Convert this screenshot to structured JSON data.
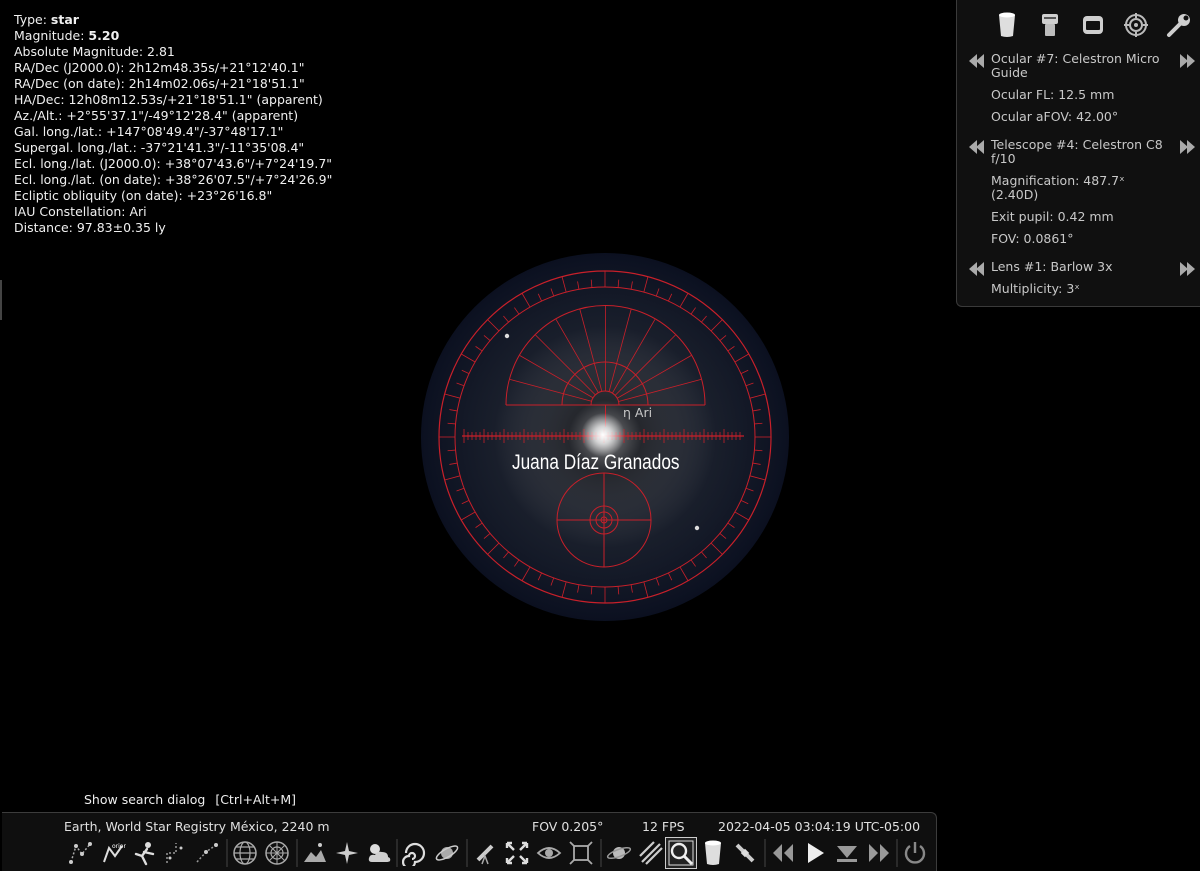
{
  "object_info": [
    {
      "label": "Type: ",
      "value": "star",
      "bold": true
    },
    {
      "label": "Magnitude: ",
      "value": "5.20",
      "bold": true
    },
    {
      "label": "Absolute Magnitude: 2.81"
    },
    {
      "label": "RA/Dec (J2000.0): 2h12m48.35s/+21°12'40.1\""
    },
    {
      "label": "RA/Dec (on date): 2h14m02.06s/+21°18'51.1\""
    },
    {
      "label": "HA/Dec: 12h08m12.53s/+21°18'51.1\" (apparent)"
    },
    {
      "label": "Az./Alt.: +2°55'37.1\"/-49°12'28.4\" (apparent)"
    },
    {
      "label": "Gal. long./lat.: +147°08'49.4\"/-37°48'17.1\""
    },
    {
      "label": "Supergal. long./lat.: -37°21'41.3\"/-11°35'08.4\""
    },
    {
      "label": "Ecl. long./lat. (J2000.0): +38°07'43.6\"/+7°24'19.7\""
    },
    {
      "label": "Ecl. long./lat. (on date): +38°26'07.5\"/+7°24'26.9\""
    },
    {
      "label": "Ecliptic obliquity (on date): +23°26'16.8\""
    },
    {
      "label": "IAU Constellation: Ari"
    },
    {
      "label": "Distance: 97.83±0.35 ly"
    }
  ],
  "ocular_panel": {
    "ocular_title": "Ocular #7: Celestron Micro Guide",
    "ocular_fl": "Ocular FL: 12.5 mm",
    "ocular_afov": "Ocular aFOV: 42.00°",
    "telescope_title": "Telescope #4: Celestron C8 f/10",
    "magnification": "Magnification: 487.7ˣ (2.40D)",
    "exit_pupil": "Exit pupil: 0.42 mm",
    "fov": "FOV: 0.0861°",
    "lens_title": "Lens #1: Barlow 3x",
    "multiplicity": "Multiplicity: 3ˣ"
  },
  "sky": {
    "star_label": "η Ari",
    "custom_label": "Juana Díaz Granados"
  },
  "tooltip": {
    "text": "Show search dialog",
    "shortcut": "[Ctrl+Alt+M]"
  },
  "status_bar": {
    "location": "Earth, World Star Registry México, 2240 m",
    "fov": "FOV 0.205°",
    "fps": "12 FPS",
    "datetime": "2022-04-05 03:04:19 UTC-05:00"
  },
  "colors": {
    "reticle": "#c8202a",
    "background": "#000000",
    "panel": "#101010"
  }
}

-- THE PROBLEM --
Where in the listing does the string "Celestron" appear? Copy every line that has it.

-- RESULT BELOW --
    "ocular_title": "Ocular #7: Celestron Micro Guide",
    "telescope_title": "Telescope #4: Celestron C8 f/10",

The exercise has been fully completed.